● **Excerpted data**:
____________________

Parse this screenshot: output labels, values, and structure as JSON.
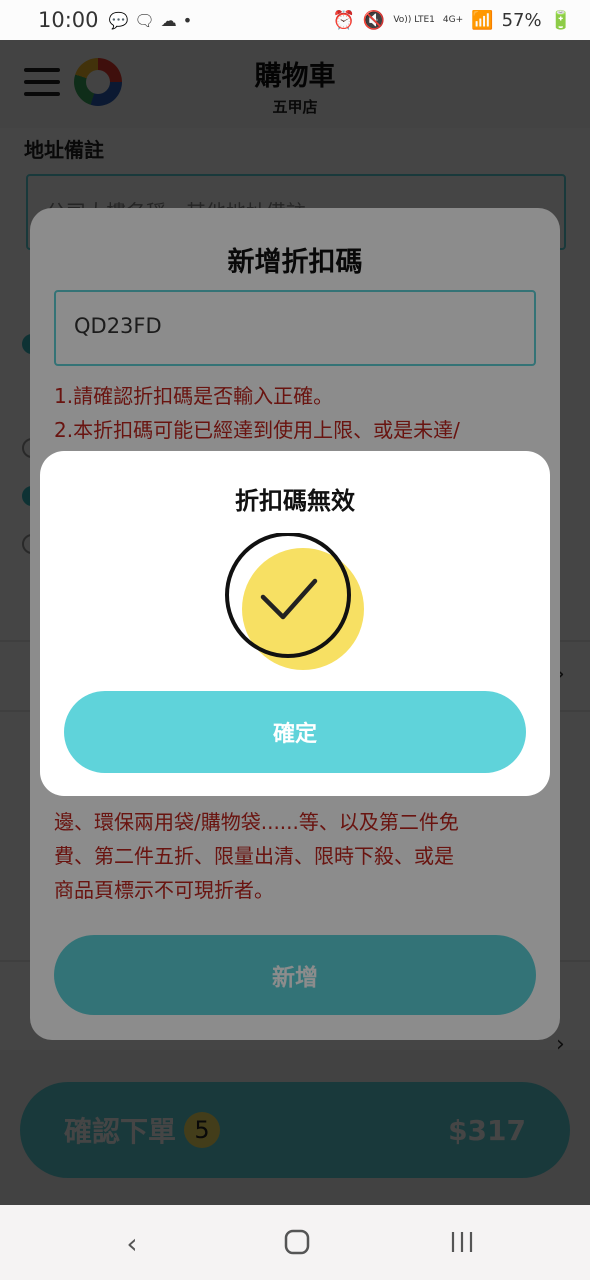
{
  "status_bar": {
    "time": "10:00",
    "battery": "57%",
    "volte": "Vo)) LTE1",
    "network": "4G+"
  },
  "header": {
    "title": "購物車",
    "subtitle": "五甲店"
  },
  "background": {
    "address_label": "地址備註",
    "address_placeholder": "公司大樓名稱、其他地址備註"
  },
  "coupon_dialog": {
    "title": "新增折扣碼",
    "code_value": "QD23FD",
    "rules": [
      "1.請確認折扣碼是否輸入正確。",
      "2.本折扣碼可能已經達到使用上限、或是未達/",
      "邊、環保兩用袋/購物袋......等、以及第二件免",
      "費、第二件五折、限量出清、限時下殺、或是",
      "商品頁標示不可現折者。"
    ],
    "add_button": "新增"
  },
  "alert_dialog": {
    "title": "折扣碼無效",
    "confirm_button": "確定"
  },
  "order_bar": {
    "label": "確認下單",
    "count": "5",
    "total": "$317"
  },
  "colors": {
    "accent": "#5dd2d9",
    "error_text": "#c0251e",
    "check_fill": "#f7e063"
  },
  "icons": {
    "nav_back": "chevron-left-icon",
    "nav_home": "home-icon",
    "nav_recents": "recents-icon",
    "success": "check-circle-icon"
  }
}
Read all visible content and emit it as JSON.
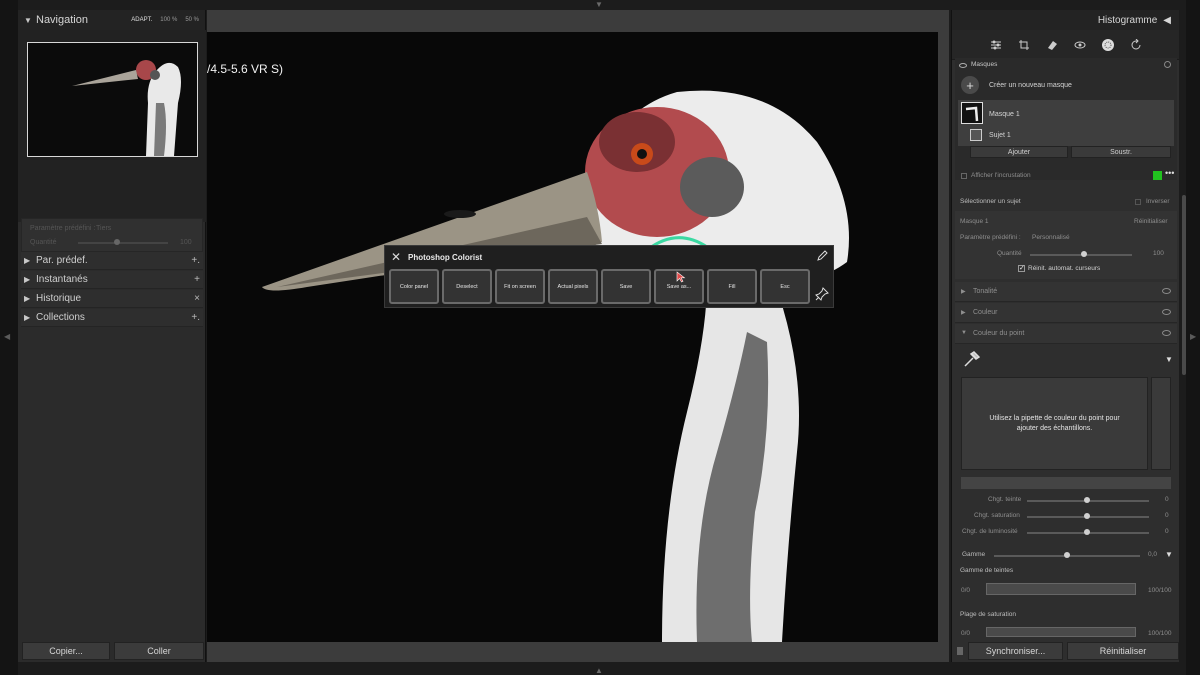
{
  "left_panel": {
    "navigation": {
      "title": "Navigation",
      "opt_fit": "ADAPT.",
      "opt_100": "100 %",
      "opt_50": "50 %"
    },
    "presets_faint": {
      "label": "Paramètre prédéfini :",
      "value": "Tiers",
      "amount_label": "Quantité",
      "amount_value": "100"
    },
    "sections": [
      {
        "label": "Par. prédef.",
        "action": "+."
      },
      {
        "label": "Instantanés",
        "action": "+"
      },
      {
        "label": "Historique",
        "action": "×"
      },
      {
        "label": "Collections",
        "action": "+."
      }
    ],
    "copy_button": "Copier...",
    "paste_button": "Coller"
  },
  "photo": {
    "lens_text": "/4.5-5.6 VR S)"
  },
  "colorist": {
    "title": "Photoshop Colorist",
    "buttons": [
      "Color panel",
      "Deselect",
      "Fit on screen",
      "Actual pixels",
      "Save",
      "Save as...",
      "Fill",
      "Esc"
    ]
  },
  "right_panel": {
    "histogram_title": "Histogramme",
    "masks_label": "Masques",
    "create_mask": "Créer un nouveau masque",
    "mask_1": "Masque 1",
    "subject_1": "Sujet 1",
    "add_button": "Ajouter",
    "subtract_button": "Soustr.",
    "show_overlay": "Afficher l'incrustation",
    "select_subject": "Sélectionner un sujet",
    "invert": "Inverser",
    "mask_name": "Masque 1",
    "reset": "Réinitialiser",
    "preset_label": "Paramètre prédéfini :",
    "preset_value": "Personnalisé",
    "amount_label": "Quantité",
    "amount_value": "100",
    "auto_reset": "Réinit. automat. curseurs",
    "tonality": "Tonalité",
    "color": "Couleur",
    "point_color": "Couleur du point",
    "point_hint": "Utilisez la pipette de couleur du point pour ajouter des échantillons.",
    "hue_shift": "Chgt. teinte",
    "sat_shift": "Chgt. saturation",
    "lum_shift": "Chgt. de luminosité",
    "shift_value": "0",
    "range": "Gamme",
    "range_value": "0,0",
    "hue_range": "Gamme de teintes",
    "range_min": "0/0",
    "range_max": "100/100",
    "sat_range": "Plage de saturation",
    "sync_button": "Synchroniser...",
    "reset_button": "Réinitialiser"
  }
}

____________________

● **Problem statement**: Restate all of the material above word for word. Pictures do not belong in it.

● **Finished task**:
Parse this screenshot: output labels, values, and structure as JSON.
{
  "status_bar": {
    "time": "10:00",
    "battery": "57%",
    "volte": "Vo)) LTE1",
    "network": "4G+"
  },
  "header": {
    "title": "購物車",
    "subtitle": "五甲店"
  },
  "background": {
    "address_label": "地址備註",
    "address_placeholder": "公司大樓名稱、其他地址備註"
  },
  "coupon_dialog": {
    "title": "新增折扣碼",
    "code_value": "QD23FD",
    "rules": [
      "1.請確認折扣碼是否輸入正確。",
      "2.本折扣碼可能已經達到使用上限、或是未達/",
      "邊、環保兩用袋/購物袋......等、以及第二件免",
      "費、第二件五折、限量出清、限時下殺、或是",
      "商品頁標示不可現折者。"
    ],
    "add_button": "新增"
  },
  "alert_dialog": {
    "title": "折扣碼無效",
    "confirm_button": "確定"
  },
  "order_bar": {
    "label": "確認下單",
    "count": "5",
    "total": "$317"
  },
  "colors": {
    "accent": "#5dd2d9",
    "error_text": "#c0251e",
    "check_fill": "#f7e063"
  },
  "icons": {
    "nav_back": "chevron-left-icon",
    "nav_home": "home-icon",
    "nav_recents": "recents-icon",
    "success": "check-circle-icon"
  }
}
Read all visible content and emit it as JSON.
{
  "left_panel": {
    "navigation": {
      "title": "Navigation",
      "opt_fit": "ADAPT.",
      "opt_100": "100 %",
      "opt_50": "50 %"
    },
    "presets_faint": {
      "label": "Paramètre prédéfini :",
      "value": "Tiers",
      "amount_label": "Quantité",
      "amount_value": "100"
    },
    "sections": [
      {
        "label": "Par. prédef.",
        "action": "+."
      },
      {
        "label": "Instantanés",
        "action": "+"
      },
      {
        "label": "Historique",
        "action": "×"
      },
      {
        "label": "Collections",
        "action": "+."
      }
    ],
    "copy_button": "Copier...",
    "paste_button": "Coller"
  },
  "photo": {
    "lens_text": "/4.5-5.6 VR S)"
  },
  "colorist": {
    "title": "Photoshop Colorist",
    "buttons": [
      "Color panel",
      "Deselect",
      "Fit on screen",
      "Actual pixels",
      "Save",
      "Save as...",
      "Fill",
      "Esc"
    ]
  },
  "right_panel": {
    "histogram_title": "Histogramme",
    "masks_label": "Masques",
    "create_mask": "Créer un nouveau masque",
    "mask_1": "Masque 1",
    "subject_1": "Sujet 1",
    "add_button": "Ajouter",
    "subtract_button": "Soustr.",
    "show_overlay": "Afficher l'incrustation",
    "select_subject": "Sélectionner un sujet",
    "invert": "Inverser",
    "mask_name": "Masque 1",
    "reset": "Réinitialiser",
    "preset_label": "Paramètre prédéfini :",
    "preset_value": "Personnalisé",
    "amount_label": "Quantité",
    "amount_value": "100",
    "auto_reset": "Réinit. automat. curseurs",
    "tonality": "Tonalité",
    "color": "Couleur",
    "point_color": "Couleur du point",
    "point_hint": "Utilisez la pipette de couleur du point pour ajouter des échantillons.",
    "hue_shift": "Chgt. teinte",
    "sat_shift": "Chgt. saturation",
    "lum_shift": "Chgt. de luminosité",
    "shift_value": "0",
    "range": "Gamme",
    "range_value": "0,0",
    "hue_range": "Gamme de teintes",
    "range_min": "0/0",
    "range_max": "100/100",
    "sat_range": "Plage de saturation",
    "sync_button": "Synchroniser...",
    "reset_button": "Réinitialiser"
  }
}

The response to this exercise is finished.